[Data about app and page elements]
————

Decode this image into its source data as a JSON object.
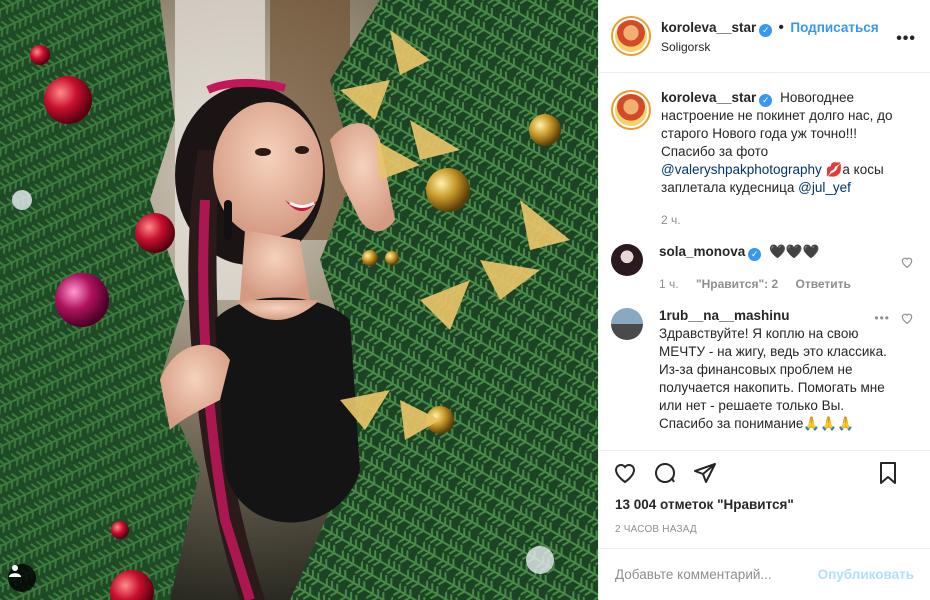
{
  "post": {
    "username": "koroleva__star",
    "follow_label": "Подписаться",
    "dot": "•",
    "location": "Soligorsk",
    "more_label": "•••"
  },
  "caption": {
    "username": "koroleva__star",
    "text_1": "Новогоднее настроение не покинет долго нас, до старого Нового года уж точно!!! Спасибо за фото ",
    "mention_1": "@valeryshpakphotography",
    "text_2": " 💋а косы заплетала кудесница ",
    "mention_2": "@jul_yef",
    "time": "2 ч."
  },
  "comments": [
    {
      "username": "sola_monova",
      "text": "🖤🖤🖤",
      "time": "1 ч.",
      "likes": "\"Нравится\": 2",
      "reply": "Ответить"
    },
    {
      "username": "1rub__na__mashinu",
      "text": "Здравствуйте! Я коплю на свою МЕЧТУ - на жигу, ведь это классика. Из-за финансовых проблем не получается накопить. Помогать мне или нет - решаете только Вы. Спасибо за понимание🙏🙏🙏",
      "more": "•••"
    }
  ],
  "stats": {
    "likes": "13 004 отметок \"Нравится\"",
    "time": "2 ЧАСОВ НАЗАД"
  },
  "add_comment": {
    "placeholder": "Добавьте комментарий...",
    "publish": "Опубликовать"
  },
  "colors": {
    "accent": "#3897f0",
    "publish_disabled": "#b2dffc",
    "muted": "#8e8e8e"
  }
}
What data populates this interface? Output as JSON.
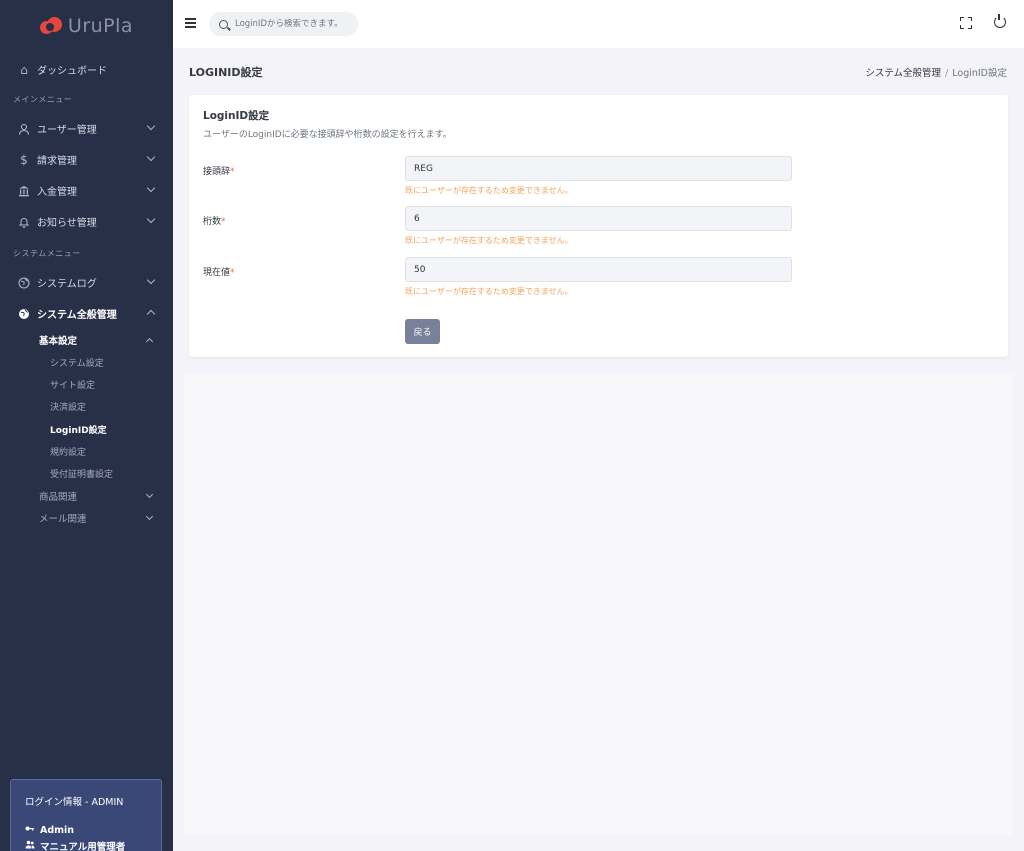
{
  "brand": {
    "name": "UruPla"
  },
  "topbar": {
    "search_placeholder": "LoginIDから検索できます。"
  },
  "sidebar": {
    "dashboard": "ダッシュボード",
    "main_menu_title": "メインメニュー",
    "main_items": [
      {
        "label": "ユーザー管理",
        "icon": "user-icon"
      },
      {
        "label": "請求管理",
        "icon": "dollar-icon"
      },
      {
        "label": "入金管理",
        "icon": "bank-icon"
      },
      {
        "label": "お知らせ管理",
        "icon": "bell-icon"
      }
    ],
    "system_menu_title": "システムメニュー",
    "system_log": "システムログ",
    "system_general": "システム全般管理",
    "basic_settings": "基本設定",
    "basic_sub": [
      "システム設定",
      "サイト設定",
      "決済設定",
      "LoginID設定",
      "規約設定",
      "受付証明書設定"
    ],
    "product_related": "商品関連",
    "mail_related": "メール関連",
    "login_info": {
      "title": "ログイン情報 - ADMIN",
      "user": "Admin",
      "role": "マニュアル用管理者"
    }
  },
  "page": {
    "title": "LOGINID設定",
    "breadcrumb": {
      "parent": "システム全般管理",
      "sep": "/",
      "current": "LoginID設定"
    }
  },
  "card": {
    "title": "LoginID設定",
    "description": "ユーザーのLoginIDに必要な接頭辞や桁数の設定を行えます。",
    "required_mark": "*",
    "fields": [
      {
        "label": "接頭辞",
        "value": "REG",
        "note": "既にユーザーが存在するため変更できません。"
      },
      {
        "label": "桁数",
        "value": "6",
        "note": "既にユーザーが存在するため変更できません。"
      },
      {
        "label": "現在値",
        "value": "50",
        "note": "既にユーザーが存在するため変更できません。"
      }
    ],
    "back_button": "戻る"
  },
  "colors": {
    "sidebar_bg": "#283048",
    "brand_red": "#e8453c",
    "note_orange": "#f7a35c",
    "button_gray": "#79809a",
    "required_red": "#f06548"
  }
}
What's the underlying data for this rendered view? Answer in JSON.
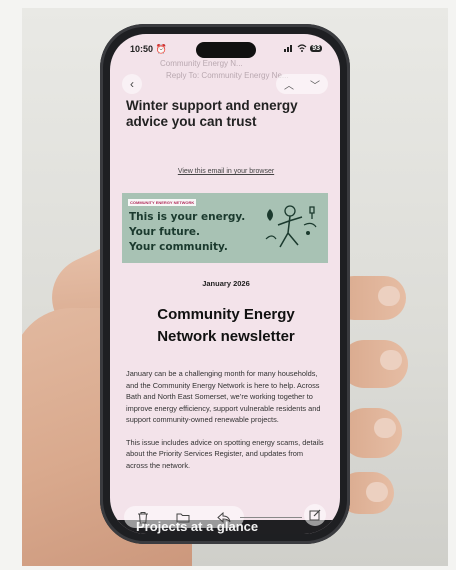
{
  "status_bar": {
    "time": "10:50",
    "battery": "93"
  },
  "ghost_header": {
    "from": "Community Energy N...",
    "reply_to": "Reply To: Community Energy Ne..."
  },
  "email": {
    "title": "Winter support and energy advice you can trust",
    "view_in_browser": "View this email in your browser",
    "banner": {
      "tag": "COMMUNITY ENERGY NETWORK",
      "line1": "This is your energy.",
      "line2": "Your future.",
      "line3": "Your community."
    },
    "date": "January 2026",
    "newsletter_title": "Community Energy Network newsletter",
    "paragraph1": "January can be a challenging month for many households, and the Community Energy Network is here to help. Across Bath and North East Somerset, we’re working together to improve energy efficiency, support vulnerable residents and support community-owned renewable projects.",
    "paragraph2": "This issue includes advice on spotting energy scams, details about the Priority Services Register, and updates from across the network.",
    "next_section": "Projects at a glance"
  },
  "colors": {
    "banner_bg": "#a8c2b4",
    "banner_text": "#1b3a2e",
    "screen_bg": "#f3e3ea",
    "phone_frame": "#1e1f22"
  },
  "icons": [
    "back-chevron-icon",
    "up-chevron-icon",
    "down-chevron-icon",
    "trash-icon",
    "folder-icon",
    "reply-icon",
    "compose-icon",
    "signal-icon",
    "wifi-icon",
    "alarm-icon"
  ]
}
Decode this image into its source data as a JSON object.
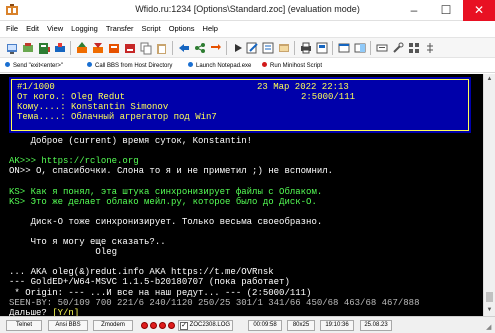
{
  "window": {
    "title": "Wfido.ru:1234 [Options\\Standard.zoc] (evaluation mode)",
    "minimize": "–",
    "maximize": "☐",
    "close": "✕"
  },
  "menu": [
    "File",
    "Edit",
    "View",
    "Logging",
    "Transfer",
    "Script",
    "Options",
    "Help"
  ],
  "quickbar": [
    {
      "label": "Send \"exit<enter>\"",
      "color": "#1a6fd1"
    },
    {
      "label": "Call BBS from Host Directory",
      "color": "#1a6fd1"
    },
    {
      "label": "Launch Notepad.exe",
      "color": "#1a6fd1"
    },
    {
      "label": "Run Minihost Script",
      "color": "#d11a1a"
    }
  ],
  "terminal": {
    "header": {
      "msgno": "#1/1000",
      "date": "23 Мар 2022 22:13",
      "from": "От кого.: Oleg Redut",
      "from_addr": "2:5000/111",
      "to": "Кому....: Konstantin Simonov",
      "subj": "Тема....: Облачный агрегатор под Win7"
    },
    "lines": [
      {
        "text": "    Доброе (current) время суток, Konstantin!",
        "color": "white"
      },
      {
        "text": "",
        "color": "white"
      },
      {
        "text": "AK>>> https://rclone.org",
        "color": "green"
      },
      {
        "text": "ON>> О, спасибочки. Слона то я и не приметил ;) не вспомнил.",
        "color": "white"
      },
      {
        "text": "",
        "color": "white"
      },
      {
        "text": "KS> Как я понял, эта штука синхронизирует файлы с Облаком.",
        "color": "green"
      },
      {
        "text": "KS> Это же делает облако мейл.ру, которое было до Диск-О.",
        "color": "green"
      },
      {
        "text": "",
        "color": "white"
      },
      {
        "text": "    Диск-О тоже синхронизирует. Только весьма своеобразно.",
        "color": "white"
      },
      {
        "text": "",
        "color": "white"
      },
      {
        "text": "    Что я могу еще сказать?..",
        "color": "white"
      },
      {
        "text": "                Oleg",
        "color": "white"
      },
      {
        "text": "",
        "color": "white"
      },
      {
        "text": "... AKA oleg(&)redut.info AKA https://t.me/OVRnsk",
        "color": "white"
      },
      {
        "text": "--- GoldED+/W64-MSVC 1.1.5-b20180707 (пока работает)",
        "color": "white"
      },
      {
        "text": " * Origin: --- ...И все на наш редут... --- (2:5000/111)",
        "color": "white"
      },
      {
        "text": "SEEN-BY: 50/109 700 221/6 240/1120 250/25 301/1 341/66 450/68 463/68 467/888",
        "color": "gray"
      },
      {
        "text": "Дальше? [Y/n]",
        "color": "white",
        "highlight": "[Y/n]"
      }
    ]
  },
  "status": {
    "protocol": "Telnet",
    "emulation": "Ansi BBS",
    "transfer": "Zmodem",
    "logfile": "ZOC2308.LOG",
    "elapsed": "00:09:58",
    "size": "80x25",
    "time": "19:10:36",
    "date": "25.08.23"
  },
  "colors": {
    "terminal_bg": "#000000",
    "header_bg": "#0000aa",
    "header_fg": "#ffff55",
    "quote_green": "#00aa00",
    "titlebar_close": "#e81123"
  }
}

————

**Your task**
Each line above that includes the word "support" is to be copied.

**Solution for this problem**
    "title": "Winter support and energy advice you can trust",
    "paragraph1": "January can be a challenging month for many households, and the Community Energy Network is here to help. Across Bath and North East Somerset, we’re working together to improve energy efficiency, support vulnerable residents and support community-owned renewable projects.",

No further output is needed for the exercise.